Weathering steel, also known as Corten steel, has gained popularity in various industries due to its unique properties and applications. Two commonly used weathering steel grades are S355J2WP and S355J0W. Although they belong to the same family of weathering steels, there are some distinctions between these grades. In this article, we will analyze these differences to provide a better understanding of their characteristics and uses.
To begin with, both S355J2WP and S355J0W are designed to offer enhanced resistance to atmospheric corrosion when compared to standard carbon steel. This corrosion resistance is primarily achieved through the alloying elements present in the steel, such as copper, chromium, nickel, and phosphorus. These elements form a protective oxide layer on the surface of the steel, which acts as a barrier against further corrosion.
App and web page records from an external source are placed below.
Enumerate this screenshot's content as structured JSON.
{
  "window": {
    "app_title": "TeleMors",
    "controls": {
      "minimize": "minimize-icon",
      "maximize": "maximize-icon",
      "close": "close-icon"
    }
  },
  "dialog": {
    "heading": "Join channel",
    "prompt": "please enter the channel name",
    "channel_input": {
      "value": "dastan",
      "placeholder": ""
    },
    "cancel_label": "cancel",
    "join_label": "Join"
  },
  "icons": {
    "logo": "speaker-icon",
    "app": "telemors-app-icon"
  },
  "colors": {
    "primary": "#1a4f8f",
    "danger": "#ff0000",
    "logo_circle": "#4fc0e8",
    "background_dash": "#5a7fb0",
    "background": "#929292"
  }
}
One of the main distinctions between S355J2WP and S355J0W lies in their chemical compositions. S355J2WP contains higher amounts of copper, chromium, and phosphorus compared to S355J0W. The addition of these elements improves the steel’s ability to withstand corrosion by creating a more robust and stable oxide layer on its surface.
The higher phosphorus content in S355J2WP also contributes to its better atmospheric corrosion resistance. Phosphorus acts as a strengthening agent, providing additional toughness and resistance to the steel. It improves the steel’s structural integrity and makes it more resistant to damage caused by external factors.
Moreover, S355J2WP offers higher mechanical properties compared to S355J0W. It has a higher yield strength, which means it can withstand greater loads and stresses without permanent deformation. This makes S355J2WP suitable for applications that require a higher level of durability and structural strength.
Another difference between these two weathering steel grades lies in their application areas. S355J2WP is often used in structural and architectural applications, where its higher mechanical properties and improved corrosion resistance make it a preferred choice. It is commonly employed in construction of bridges, buildings, and outdoor sculptures, as well as in maritime and offshore structures.
On the other hand, S355J0W is typically used for less demanding applications, where corrosion resistance is the primary concern. It finds application in outdoor structures, such as facades, cladding, and decorative elements, where the weathering steel’s unique aesthetic appeal is desired.
In conclusion, although S355J2WP and S355J0W are both weathering steel grades with enhanced corrosion resistance, there are distinct differences between them. S355J2WP possesses higher amounts of copper, chromium, and phosphorus, providing better atmospheric corrosion resistance and mechanical properties. It is commonly used in structural and architectural applications. On the other hand, S355J0W has a lower alloying element composition and is typically employed in less demanding applications where corrosion resistance is the primary concern. Understanding these distinctions will help professionals and engineers select the most suitable weathering steel grade for their specific requirements.